An epidural infusion will greatly reduce the amount of pain associated with labor but rarely relieves 100% of the pain or pressure that you may experience. Each mother's labor is different. Please let your nurse know if you are experiencing pain after an epidural catheter has been inserted. Your nurse will work with the anesthesiologist to optimize your pain relief.
If you want more information about anesthesia, please visit the links below. However, please contact us if you have a specific question or concern.
From the Agency for Healthcare, Research and Quality:
From the National Patient Safety Foundation:
For information about pain control options during labor and delivery: https://www.mayoclinic.org/healthy-lifestyle/labor-and-delivery/in-depth/labor-and-delivery/art-20049326
Anesthesia Techniques Overview
During a general anesthetic, you are completely asleep and unaware of your surroundings. A medication is injected into your IV which quickly takes effect. It is often necessary to place a breathing device to support your breathing during your procedure. This is required with most general anesthetics and is expertly managed by the anesthesia care team.
Please alert your anesthesia team if you have a history of a “difficult airway.” Please tell your anesthesia team about any loose or damaged teeth, plates, bridges, or other dental issues.
Your heart rate and rhythm, blood pressure, oxygen status, temperature, and breathing are all carefully monitored during your general anesthetic. Medications to keep you unaware (asleep) and to treat your pain are given during your procedure. The anesthesiologist and CRNA take care to keep you safe during the procedure.
After your procedure is over, you will gradually become more alert and aware of your environment. The anesthesiologist and CRNA will explain what is happening and care for you as you wake up.
During a MAC anesthetic, you are given medication to make you drowsy and to control your pain.
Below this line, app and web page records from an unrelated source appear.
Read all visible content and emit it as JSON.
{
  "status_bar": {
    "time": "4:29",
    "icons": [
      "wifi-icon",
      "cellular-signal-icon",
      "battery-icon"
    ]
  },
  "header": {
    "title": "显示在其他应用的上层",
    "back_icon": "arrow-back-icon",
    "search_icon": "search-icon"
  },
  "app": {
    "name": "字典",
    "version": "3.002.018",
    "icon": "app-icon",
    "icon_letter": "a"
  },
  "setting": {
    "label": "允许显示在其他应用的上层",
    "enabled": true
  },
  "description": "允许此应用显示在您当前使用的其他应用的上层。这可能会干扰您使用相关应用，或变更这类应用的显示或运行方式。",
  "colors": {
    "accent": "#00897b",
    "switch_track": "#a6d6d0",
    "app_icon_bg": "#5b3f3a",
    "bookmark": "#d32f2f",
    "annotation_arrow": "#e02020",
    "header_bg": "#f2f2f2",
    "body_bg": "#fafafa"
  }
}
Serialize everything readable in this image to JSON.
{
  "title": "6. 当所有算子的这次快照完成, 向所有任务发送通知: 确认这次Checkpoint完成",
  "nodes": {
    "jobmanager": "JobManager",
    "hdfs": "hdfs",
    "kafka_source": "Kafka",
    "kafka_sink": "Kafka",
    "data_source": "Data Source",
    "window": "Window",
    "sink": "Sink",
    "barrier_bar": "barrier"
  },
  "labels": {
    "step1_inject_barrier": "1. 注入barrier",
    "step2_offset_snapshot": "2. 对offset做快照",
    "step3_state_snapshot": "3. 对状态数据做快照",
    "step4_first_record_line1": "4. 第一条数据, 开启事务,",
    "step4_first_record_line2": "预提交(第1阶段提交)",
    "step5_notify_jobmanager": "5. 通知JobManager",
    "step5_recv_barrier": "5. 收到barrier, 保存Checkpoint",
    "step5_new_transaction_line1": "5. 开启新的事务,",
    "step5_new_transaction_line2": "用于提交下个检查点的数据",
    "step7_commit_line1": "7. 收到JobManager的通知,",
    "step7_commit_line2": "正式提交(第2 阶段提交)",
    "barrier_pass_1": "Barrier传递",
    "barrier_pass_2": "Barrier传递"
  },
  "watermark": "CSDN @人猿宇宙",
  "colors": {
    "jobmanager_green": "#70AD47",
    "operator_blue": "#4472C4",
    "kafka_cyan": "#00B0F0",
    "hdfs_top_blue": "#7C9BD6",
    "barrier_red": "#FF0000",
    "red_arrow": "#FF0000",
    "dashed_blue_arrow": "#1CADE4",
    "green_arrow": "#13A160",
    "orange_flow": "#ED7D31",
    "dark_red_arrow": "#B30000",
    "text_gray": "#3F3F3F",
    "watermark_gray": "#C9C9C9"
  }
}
However, you are awake enough to breathe on your own. Depending on the procedure and your preferences, a MAC anesthetic may mean that you are only slightly drowsy to almost fully asleep. The anesthesia team will give medications as needed to keep you relaxed and comfortable.
Regional anesthesia refers to an anesthetic in which a specific part of your body is numbed for your procedure. Regional anesthesia reduces the risk of nausea and vomiting after your procedure and it significantly reduces the medication needed for your procedure. If needed, additional medications may be administered during your procedure to relax you and keep you comfortable. There are three types of regional anesthesia.
1. Spinal: A local anesthetic is injected into the space surrounding the spinal cord, in the area of your lower back. You will lose all feeling from your waist down and will not be able to move your legs or feet. A spinal anesthetic is commonly done for c-sections, orthopedic procedures (such as hip replacements or total knee replacements), and some procedures of the colon, bladder, and reproductive systems.
2. Epidural: A local anesthetic is injected into the epidural space to decrease pain sensation from the xiphoid (upper chest) to the hips. Epidural analgesia is most commonly used to help manage pain during labor. It can also be used to control pain after large abdominal procedures. If an epidural is in place for labor pain management, additional medication may be added to provide anesthesia if a c-section is necessary.
3. Peripheral Nerve Blocks: A local anesthetic is injected around a selected nerve, or group of nerves, to numb the area and block sensation of pain. Medications are often given to relax you prior to the peripheral nerve block procedure. The anesthesiologist uses the ultrasound machine to guide the placement of the medication. Shortly after the block is performed, your arm or leg will begin to feel numb and heavy. You may lose the ability to move your arm or leg. The block will gradually wear off and feeling and movement will return to your extremity.
Peripheral nerve blocks may be administered for the purpose of postoperative pain control. They decrease the need for narcotics in the early recovery period. Please review Instructions Following Your Peripheral Nerve Block for safety information and when and how to contact us.